Plot: He is both agent and weapon – a critical line of defense for the Secretary General of the United Nations. He does not even officially exist. Neil Shaw, an American agent who must uncover an international plot to bring down the United Nations on the eve of an historic summit with China. A mysterious chain of events leads to the murder of the Chinese U.N. Ambassador. When Shaw is accused of the crime, he must go underground — in effect, vanish from his own life.

Review: I’ve always thought Wesley Snipes was so much better than a lot of the movies he’s starred in; he made a niche for himself in many B action movies and I have no problem with that as they were usually pretty entertaining. I just think he should be in bigger budget fare that people actually go to see in the theatre as he is a fantastic actor capable of so much more.

The Art of War is one of said B movies that isn’t particularly spectacular or memorable but it has an excellent cast and intriguing story.

The cast not only has Snipes but includes Donald Sutherland, Michael Biehn, Anne Archer and Cary-Hiroyuki Tagawa. They all do the best with what they are given but the story was rather predictable with certain “twists” you could see coming in the first 15 minutes.  The script is also pretty forgettable but there are a few moments from Snipes where he gets to display his cheeky sense of humour which he has in real life.  This gives Neil Shaw a bit more personality than you’d maybe expect in an action thriller like this and I got the feeling that some of those scenes were improvised by Snipes himself.

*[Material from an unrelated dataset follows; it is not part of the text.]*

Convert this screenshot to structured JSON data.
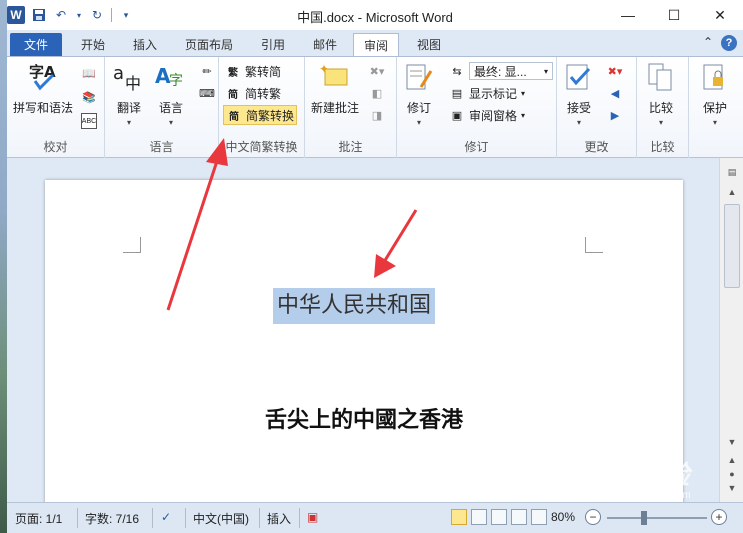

As awesome as it was to see Donald Sutherland in the movie he didn’t really have much to do and was nothing more than a spineless politician. 

The Art of War has some well-done action scenes and impressive stuntwork. The final fight between Snipes and (the not very surprising) villain was the action highlight and satisfyingly violent.

The plot is still pretty relevant today as it tries to juggle the complex world of US/Chinese relations which seems to be on the news every other day of late. It tries to keep it interesting while keeping the pacing going because let’s face it, when watching a straight to video film with Wesley Snipes we want to watch him beat people up and for the most part this delivers. It almost feels like a sequel to U.S. Marshalls as this once again has him on the lam and using his special set of skills to survive.

Overall, despite being quite predictable The Art of War has a first rate cast and an interesting story that should keep your interest in between Wesley Snipes kicking ass and taking names. I say we bring him back as Blade though as I want to see Snipes on the big screen again…

About the Author

Eoin Friel
Eoin Friel
I grew up watching JCVD, Sly and Arnold destroy bad guys, blow things up and spew one-liners like it's a fashion statement. Action is everything I go to the movies for and the reason I came up with this site is to share my love for the genre with everyone.